In the data that follows, give the number of lines containing the word "heading". Offer no additional comment.

## Source material
Start of Block
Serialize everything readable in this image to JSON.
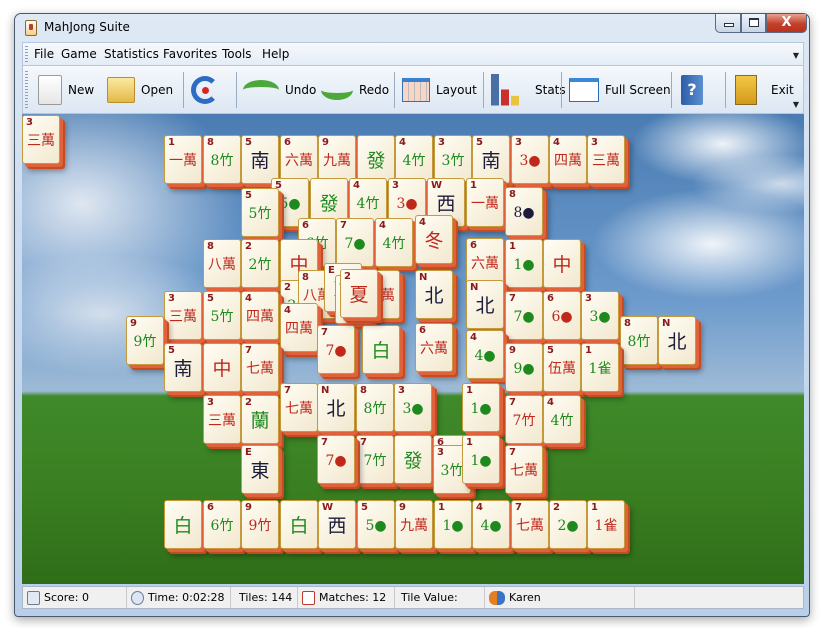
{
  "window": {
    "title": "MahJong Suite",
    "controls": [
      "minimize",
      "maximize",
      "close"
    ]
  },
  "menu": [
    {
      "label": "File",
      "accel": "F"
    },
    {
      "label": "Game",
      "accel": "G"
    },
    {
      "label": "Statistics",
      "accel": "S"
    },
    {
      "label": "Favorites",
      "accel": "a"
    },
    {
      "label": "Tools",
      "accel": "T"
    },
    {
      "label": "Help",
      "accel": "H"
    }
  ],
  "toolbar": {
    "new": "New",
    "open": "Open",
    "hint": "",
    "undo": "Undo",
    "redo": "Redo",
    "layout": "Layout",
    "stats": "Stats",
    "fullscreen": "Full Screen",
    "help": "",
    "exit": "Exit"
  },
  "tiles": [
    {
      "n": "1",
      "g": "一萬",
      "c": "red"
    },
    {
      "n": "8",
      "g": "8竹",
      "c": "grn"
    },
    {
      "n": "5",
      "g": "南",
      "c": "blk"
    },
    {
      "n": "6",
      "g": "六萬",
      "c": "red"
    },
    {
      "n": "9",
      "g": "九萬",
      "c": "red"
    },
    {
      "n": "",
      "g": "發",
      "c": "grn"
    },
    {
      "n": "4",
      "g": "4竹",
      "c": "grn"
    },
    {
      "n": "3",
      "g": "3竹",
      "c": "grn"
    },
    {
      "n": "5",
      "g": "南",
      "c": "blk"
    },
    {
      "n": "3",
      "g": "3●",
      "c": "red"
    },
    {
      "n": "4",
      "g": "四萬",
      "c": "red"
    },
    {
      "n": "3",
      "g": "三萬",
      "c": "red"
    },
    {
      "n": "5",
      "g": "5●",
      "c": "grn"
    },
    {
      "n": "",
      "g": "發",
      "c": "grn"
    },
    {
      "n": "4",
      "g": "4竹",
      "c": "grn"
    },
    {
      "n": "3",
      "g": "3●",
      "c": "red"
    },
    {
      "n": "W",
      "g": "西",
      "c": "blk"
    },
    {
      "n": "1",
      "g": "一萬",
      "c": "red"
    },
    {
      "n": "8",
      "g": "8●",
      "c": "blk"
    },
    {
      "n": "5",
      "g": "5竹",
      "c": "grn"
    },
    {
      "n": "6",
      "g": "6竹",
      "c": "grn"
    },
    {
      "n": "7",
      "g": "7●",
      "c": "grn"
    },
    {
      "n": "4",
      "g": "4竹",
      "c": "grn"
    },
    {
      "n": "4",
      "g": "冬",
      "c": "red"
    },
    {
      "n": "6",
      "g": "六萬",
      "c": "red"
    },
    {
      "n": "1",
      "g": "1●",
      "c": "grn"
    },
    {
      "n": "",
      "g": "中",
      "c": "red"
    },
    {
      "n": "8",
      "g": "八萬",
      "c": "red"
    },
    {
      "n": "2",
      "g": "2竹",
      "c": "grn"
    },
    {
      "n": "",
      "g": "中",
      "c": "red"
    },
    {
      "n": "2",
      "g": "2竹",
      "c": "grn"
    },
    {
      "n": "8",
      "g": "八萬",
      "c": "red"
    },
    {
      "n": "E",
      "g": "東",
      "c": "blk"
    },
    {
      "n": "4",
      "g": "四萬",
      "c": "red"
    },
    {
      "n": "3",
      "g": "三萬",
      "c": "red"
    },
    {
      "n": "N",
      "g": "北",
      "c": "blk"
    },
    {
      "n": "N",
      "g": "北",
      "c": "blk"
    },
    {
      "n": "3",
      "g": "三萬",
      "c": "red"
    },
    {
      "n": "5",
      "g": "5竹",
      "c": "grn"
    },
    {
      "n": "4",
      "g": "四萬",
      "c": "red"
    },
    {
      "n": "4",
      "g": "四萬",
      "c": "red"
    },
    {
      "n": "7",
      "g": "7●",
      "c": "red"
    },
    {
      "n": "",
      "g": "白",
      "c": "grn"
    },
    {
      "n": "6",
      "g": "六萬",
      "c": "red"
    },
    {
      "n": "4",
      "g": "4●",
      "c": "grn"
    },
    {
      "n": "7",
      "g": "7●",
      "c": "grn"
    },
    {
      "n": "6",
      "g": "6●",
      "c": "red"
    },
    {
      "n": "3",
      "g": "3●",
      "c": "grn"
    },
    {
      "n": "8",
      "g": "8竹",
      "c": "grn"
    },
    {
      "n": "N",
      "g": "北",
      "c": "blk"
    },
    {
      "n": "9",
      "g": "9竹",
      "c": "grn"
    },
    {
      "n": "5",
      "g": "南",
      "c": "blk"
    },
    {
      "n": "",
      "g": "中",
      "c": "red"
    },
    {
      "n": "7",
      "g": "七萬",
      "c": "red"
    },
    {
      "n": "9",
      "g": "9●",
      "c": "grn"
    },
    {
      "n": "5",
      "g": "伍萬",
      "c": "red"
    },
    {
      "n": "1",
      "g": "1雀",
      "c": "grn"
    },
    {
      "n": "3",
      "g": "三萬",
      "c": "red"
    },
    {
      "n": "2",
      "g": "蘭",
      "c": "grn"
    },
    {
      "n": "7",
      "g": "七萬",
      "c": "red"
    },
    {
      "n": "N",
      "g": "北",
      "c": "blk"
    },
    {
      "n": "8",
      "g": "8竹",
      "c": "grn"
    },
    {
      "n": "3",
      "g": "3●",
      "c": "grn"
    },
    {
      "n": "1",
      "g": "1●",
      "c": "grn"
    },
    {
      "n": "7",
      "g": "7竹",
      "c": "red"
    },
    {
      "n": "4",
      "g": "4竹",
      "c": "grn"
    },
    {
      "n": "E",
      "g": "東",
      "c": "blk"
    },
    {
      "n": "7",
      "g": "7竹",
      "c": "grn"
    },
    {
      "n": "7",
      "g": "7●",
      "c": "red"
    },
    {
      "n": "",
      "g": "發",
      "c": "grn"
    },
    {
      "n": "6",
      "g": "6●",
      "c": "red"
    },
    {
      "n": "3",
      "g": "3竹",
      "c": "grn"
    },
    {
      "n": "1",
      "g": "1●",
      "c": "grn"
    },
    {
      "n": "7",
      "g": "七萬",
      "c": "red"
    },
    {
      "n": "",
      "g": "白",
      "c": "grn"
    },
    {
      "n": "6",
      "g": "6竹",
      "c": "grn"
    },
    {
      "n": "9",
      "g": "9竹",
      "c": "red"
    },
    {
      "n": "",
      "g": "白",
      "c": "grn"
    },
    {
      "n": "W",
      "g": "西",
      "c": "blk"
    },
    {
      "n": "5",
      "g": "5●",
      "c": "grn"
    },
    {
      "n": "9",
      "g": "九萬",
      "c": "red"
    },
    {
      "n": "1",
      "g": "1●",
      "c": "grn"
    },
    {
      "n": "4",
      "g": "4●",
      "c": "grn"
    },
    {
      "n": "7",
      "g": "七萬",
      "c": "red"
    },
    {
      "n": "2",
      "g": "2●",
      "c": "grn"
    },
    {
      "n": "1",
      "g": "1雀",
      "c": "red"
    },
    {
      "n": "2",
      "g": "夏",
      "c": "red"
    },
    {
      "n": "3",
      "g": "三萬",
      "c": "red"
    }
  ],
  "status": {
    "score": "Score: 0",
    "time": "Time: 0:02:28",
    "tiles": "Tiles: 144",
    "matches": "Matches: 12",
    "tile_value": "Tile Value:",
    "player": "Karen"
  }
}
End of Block
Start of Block
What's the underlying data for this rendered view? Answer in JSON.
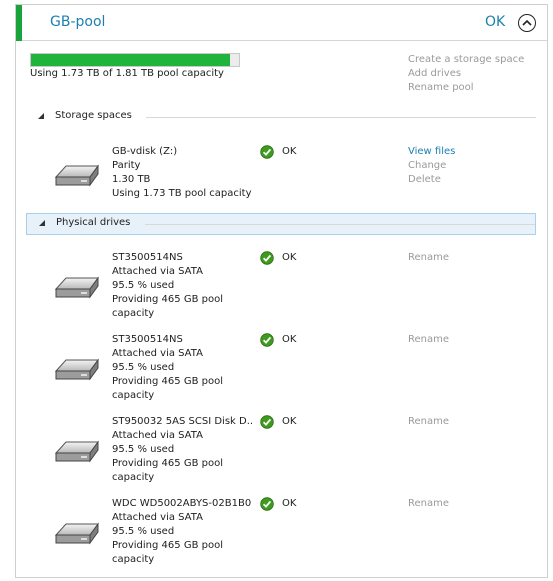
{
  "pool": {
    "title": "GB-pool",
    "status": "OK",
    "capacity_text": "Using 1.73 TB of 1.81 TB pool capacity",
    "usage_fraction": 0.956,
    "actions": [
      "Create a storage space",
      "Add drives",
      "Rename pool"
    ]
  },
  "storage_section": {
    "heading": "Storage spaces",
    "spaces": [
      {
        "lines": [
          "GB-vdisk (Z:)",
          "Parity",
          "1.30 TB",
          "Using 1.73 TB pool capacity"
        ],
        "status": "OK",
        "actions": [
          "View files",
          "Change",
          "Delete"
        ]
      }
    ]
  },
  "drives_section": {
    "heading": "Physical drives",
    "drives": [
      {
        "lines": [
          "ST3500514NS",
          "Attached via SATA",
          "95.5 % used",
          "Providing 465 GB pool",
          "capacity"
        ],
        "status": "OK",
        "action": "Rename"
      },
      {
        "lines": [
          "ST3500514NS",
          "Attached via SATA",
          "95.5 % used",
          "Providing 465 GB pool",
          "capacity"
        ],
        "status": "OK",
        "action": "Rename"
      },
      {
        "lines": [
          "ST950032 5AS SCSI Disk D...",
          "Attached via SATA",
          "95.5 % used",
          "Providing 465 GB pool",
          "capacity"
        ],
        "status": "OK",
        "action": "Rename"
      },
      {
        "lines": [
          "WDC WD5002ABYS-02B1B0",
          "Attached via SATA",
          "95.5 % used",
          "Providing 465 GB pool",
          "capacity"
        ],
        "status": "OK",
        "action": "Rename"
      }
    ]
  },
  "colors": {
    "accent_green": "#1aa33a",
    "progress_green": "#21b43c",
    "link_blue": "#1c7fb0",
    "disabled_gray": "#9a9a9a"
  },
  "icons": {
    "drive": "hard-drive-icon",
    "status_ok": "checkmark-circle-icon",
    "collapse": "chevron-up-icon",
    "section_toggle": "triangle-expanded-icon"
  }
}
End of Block
## Response area
2